The listing below is to be copied exactly, with pictures excluded.

**The data**
※ ※ ※

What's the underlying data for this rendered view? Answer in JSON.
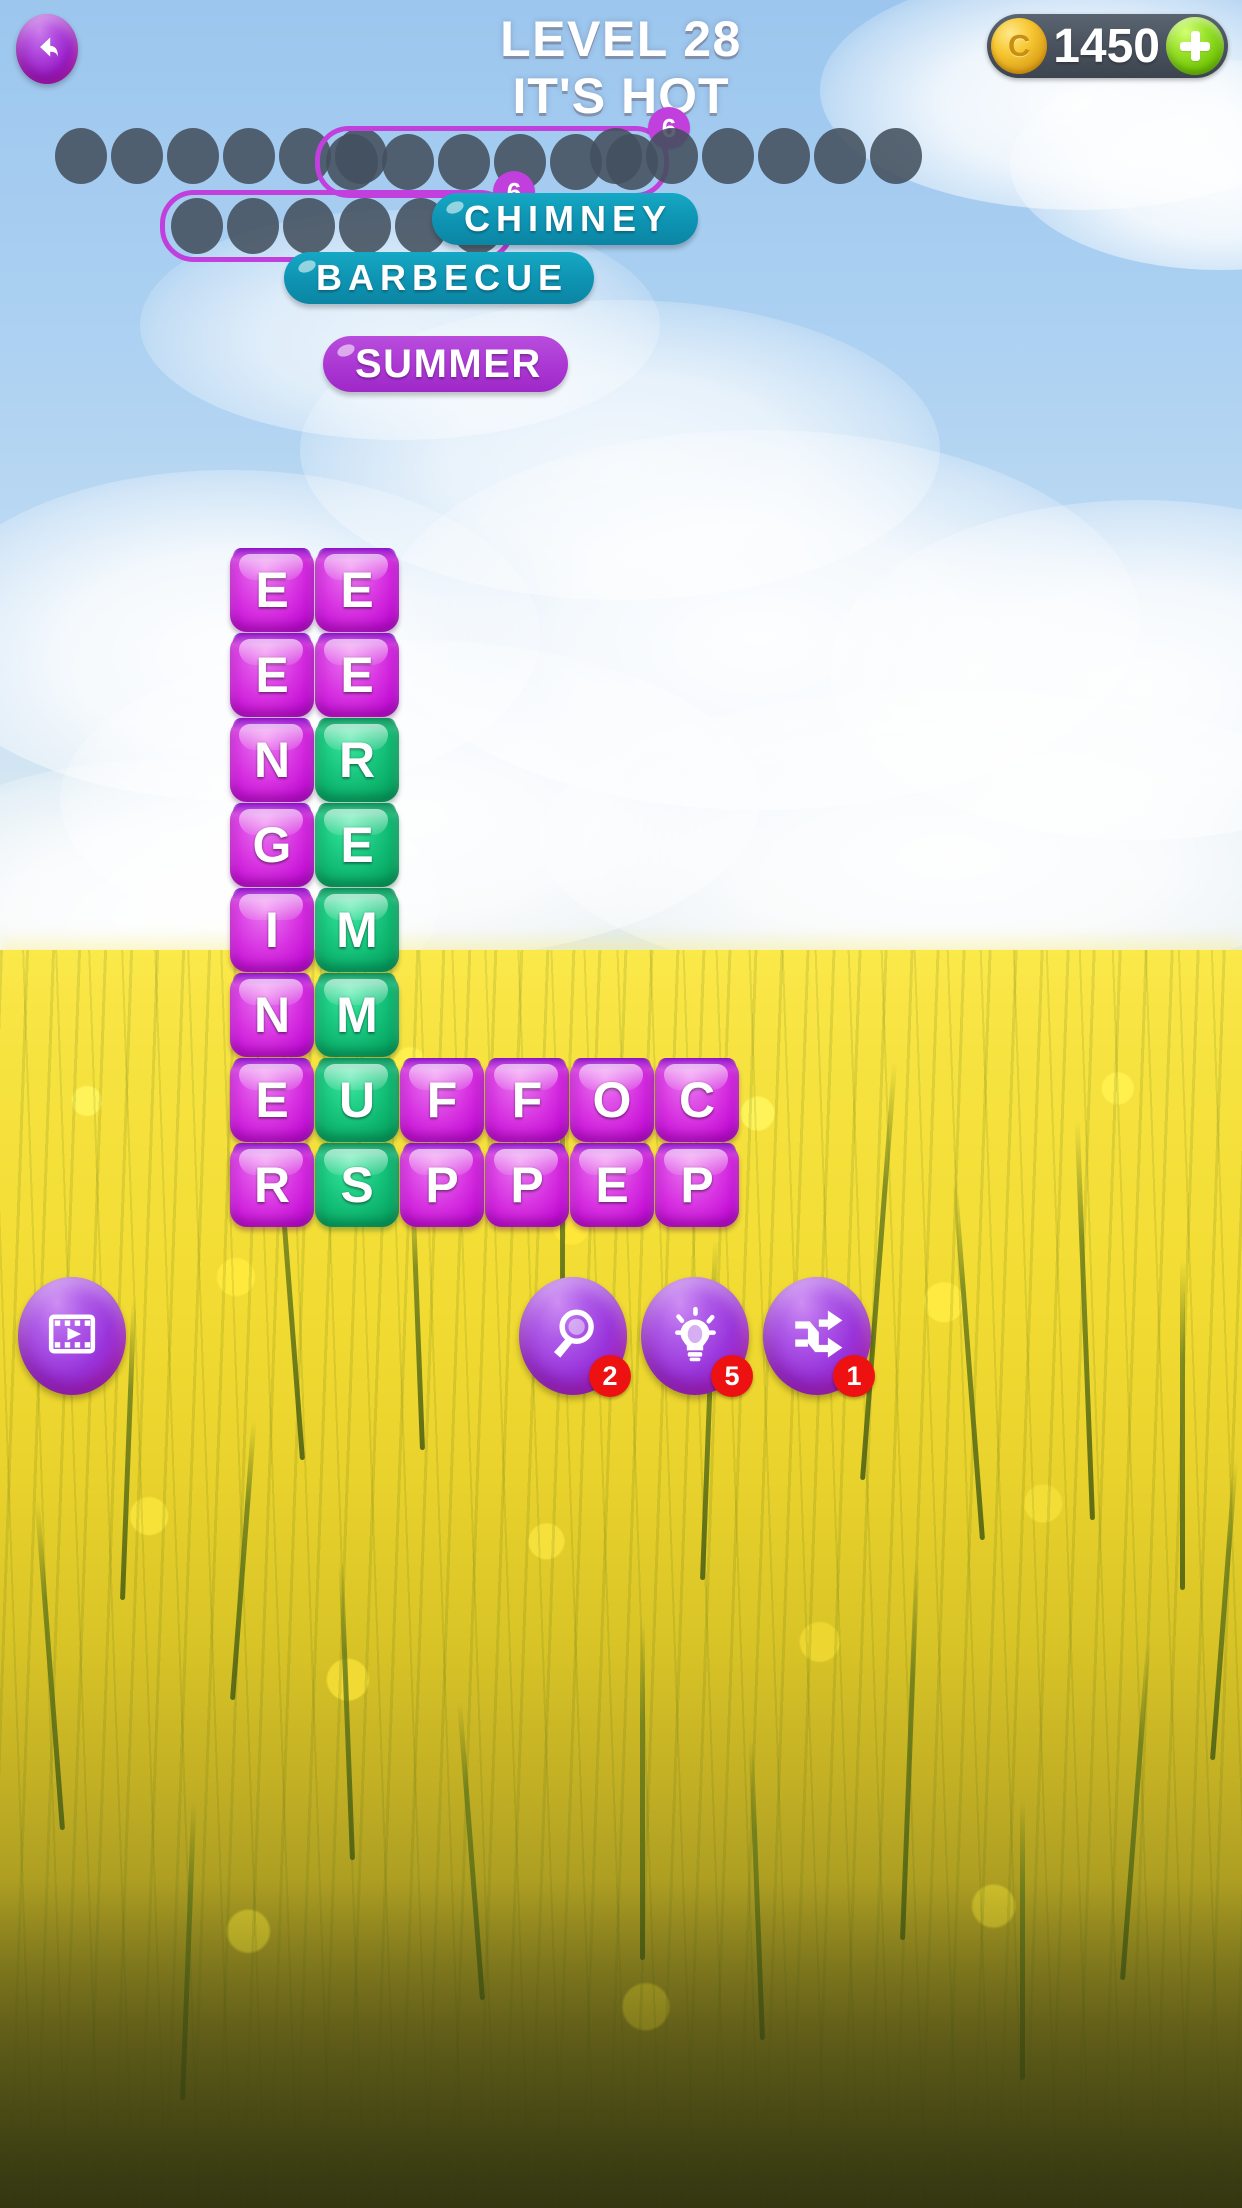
{
  "header": {
    "level_label": "LEVEL 28",
    "theme_label": "IT'S HOT",
    "back_icon": "back-arrow-icon",
    "coins": {
      "value": "1450",
      "coin_icon": "coin-icon",
      "coin_glyph": "C",
      "add_label": "+"
    }
  },
  "word_slots": {
    "rows": [
      {
        "groups": [
          {
            "dots": 6,
            "highlighted": false,
            "count_label": ""
          },
          {
            "dots": 6,
            "highlighted": true,
            "count_label": "6"
          },
          {
            "dots": 6,
            "highlighted": false,
            "count_label": ""
          }
        ]
      },
      {
        "groups": [
          {
            "dots": 6,
            "highlighted": true,
            "count_label": "6"
          }
        ]
      }
    ]
  },
  "found_words": [
    {
      "text": "CHIMNEY",
      "color": "#0e93b2",
      "style": "teal"
    },
    {
      "text": "BARBECUE",
      "color": "#0e93b2",
      "style": "teal"
    },
    {
      "text": "SUMMER",
      "color": "#ab37d3",
      "style": "purple"
    }
  ],
  "grid": {
    "columns": 6,
    "rows": 8,
    "cells": [
      [
        {
          "letter": "E",
          "color": "magenta"
        },
        {
          "letter": "E",
          "color": "magenta"
        },
        null,
        null,
        null,
        null
      ],
      [
        {
          "letter": "E",
          "color": "magenta"
        },
        {
          "letter": "E",
          "color": "magenta"
        },
        null,
        null,
        null,
        null
      ],
      [
        {
          "letter": "N",
          "color": "magenta"
        },
        {
          "letter": "R",
          "color": "green"
        },
        null,
        null,
        null,
        null
      ],
      [
        {
          "letter": "G",
          "color": "magenta"
        },
        {
          "letter": "E",
          "color": "green"
        },
        null,
        null,
        null,
        null
      ],
      [
        {
          "letter": "I",
          "color": "magenta"
        },
        {
          "letter": "M",
          "color": "green"
        },
        null,
        null,
        null,
        null
      ],
      [
        {
          "letter": "N",
          "color": "magenta"
        },
        {
          "letter": "M",
          "color": "green"
        },
        null,
        null,
        null,
        null
      ],
      [
        {
          "letter": "E",
          "color": "magenta"
        },
        {
          "letter": "U",
          "color": "green"
        },
        {
          "letter": "F",
          "color": "magenta"
        },
        {
          "letter": "F",
          "color": "magenta"
        },
        {
          "letter": "O",
          "color": "magenta"
        },
        {
          "letter": "C",
          "color": "magenta"
        }
      ],
      [
        {
          "letter": "R",
          "color": "magenta"
        },
        {
          "letter": "S",
          "color": "green"
        },
        {
          "letter": "P",
          "color": "magenta"
        },
        {
          "letter": "P",
          "color": "magenta"
        },
        {
          "letter": "E",
          "color": "magenta"
        },
        {
          "letter": "P",
          "color": "magenta"
        }
      ]
    ]
  },
  "actions": {
    "video": {
      "icon": "video-reward-icon",
      "badge": ""
    },
    "tools": [
      {
        "icon": "magnifier-icon",
        "badge": "2"
      },
      {
        "icon": "lightbulb-icon",
        "badge": "5"
      },
      {
        "icon": "shuffle-icon",
        "badge": "1"
      }
    ]
  },
  "colors": {
    "accent_purple": "#c13fdd",
    "tile_magenta": "#d62fe0",
    "tile_green": "#12bd76",
    "pill_teal": "#0e93b2",
    "badge_red": "#ee1111"
  }
}
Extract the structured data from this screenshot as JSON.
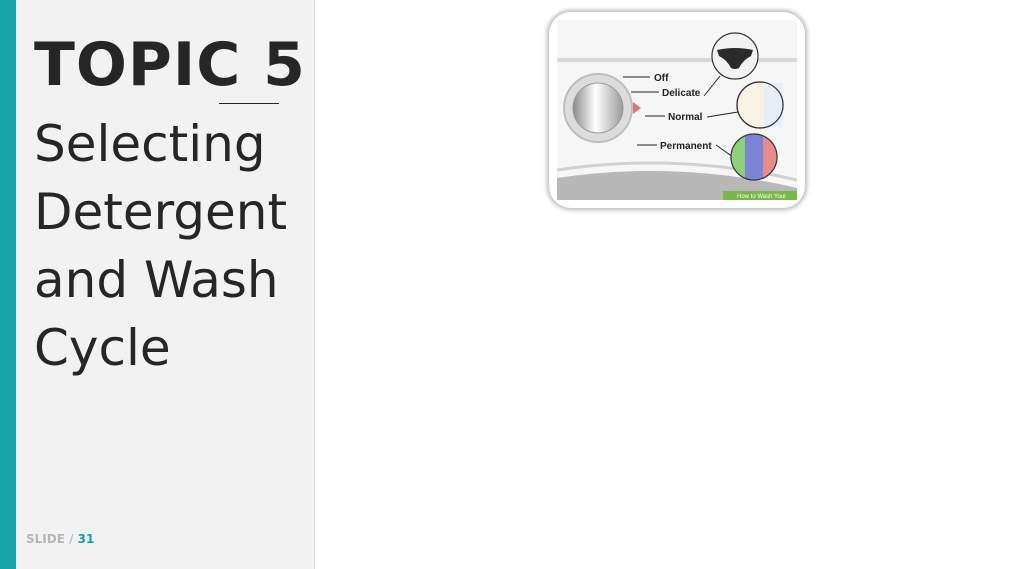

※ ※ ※

**Response area**
What's the underlying data for this rendered view? Answer in JSON.
{
  "header": {
    "level_label": "LEVEL 28",
    "theme_label": "IT'S HOT",
    "back_icon": "back-arrow-icon",
    "coins": {
      "value": "1450",
      "coin_icon": "coin-icon",
      "coin_glyph": "C",
      "add_label": "+"
    }
  },
  "word_slots": {
    "rows": [
      {
        "groups": [
          {
            "dots": 6,
            "highlighted": false,
            "count_label": ""
          },
          {
            "dots": 6,
            "highlighted": true,
            "count_label": "6"
          },
          {
            "dots": 6,
            "highlighted": false,
            "count_label": ""
          }
        ]
      },
      {
        "groups": [
          {
            "dots": 6,
            "highlighted": true,
            "count_label": "6"
          }
        ]
      }
    ]
  },
  "found_words": [
    {
      "text": "CHIMNEY",
      "color": "#0e93b2",
      "style": "teal"
    },
    {
      "text": "BARBECUE",
      "color": "#0e93b2",
      "style": "teal"
    },
    {
      "text": "SUMMER",
      "color": "#ab37d3",
      "style": "purple"
    }
  ],
  "grid": {
    "columns": 6,
    "rows": 8,
    "cells": [
      [
        {
          "letter": "E",
          "color": "magenta"
        },
        {
          "letter": "E",
          "color": "magenta"
        },
        null,
        null,
        null,
        null
      ],
      [
        {
          "letter": "E",
          "color": "magenta"
        },
        {
          "letter": "E",
          "color": "magenta"
        },
        null,
        null,
        null,
        null
      ],
      [
        {
          "letter": "N",
          "color": "magenta"
        },
        {
          "letter": "R",
          "color": "green"
        },
        null,
        null,
        null,
        null
      ],
      [
        {
          "letter": "G",
          "color": "magenta"
        },
        {
          "letter": "E",
          "color": "green"
        },
        null,
        null,
        null,
        null
      ],
      [
        {
          "letter": "I",
          "color": "magenta"
        },
        {
          "letter": "M",
          "color": "green"
        },
        null,
        null,
        null,
        null
      ],
      [
        {
          "letter": "N",
          "color": "magenta"
        },
        {
          "letter": "M",
          "color": "green"
        },
        null,
        null,
        null,
        null
      ],
      [
        {
          "letter": "E",
          "color": "magenta"
        },
        {
          "letter": "U",
          "color": "green"
        },
        {
          "letter": "F",
          "color": "magenta"
        },
        {
          "letter": "F",
          "color": "magenta"
        },
        {
          "letter": "O",
          "color": "magenta"
        },
        {
          "letter": "C",
          "color": "magenta"
        }
      ],
      [
        {
          "letter": "R",
          "color": "magenta"
        },
        {
          "letter": "S",
          "color": "green"
        },
        {
          "letter": "P",
          "color": "magenta"
        },
        {
          "letter": "P",
          "color": "magenta"
        },
        {
          "letter": "E",
          "color": "magenta"
        },
        {
          "letter": "P",
          "color": "magenta"
        }
      ]
    ]
  },
  "actions": {
    "video": {
      "icon": "video-reward-icon",
      "badge": ""
    },
    "tools": [
      {
        "icon": "magnifier-icon",
        "badge": "2"
      },
      {
        "icon": "lightbulb-icon",
        "badge": "5"
      },
      {
        "icon": "shuffle-icon",
        "badge": "1"
      }
    ]
  },
  "colors": {
    "accent_purple": "#c13fdd",
    "tile_magenta": "#d62fe0",
    "tile_green": "#12bd76",
    "pill_teal": "#0e93b2",
    "badge_red": "#ee1111"
  }
}
Extract the structured data from this screenshot as JSON.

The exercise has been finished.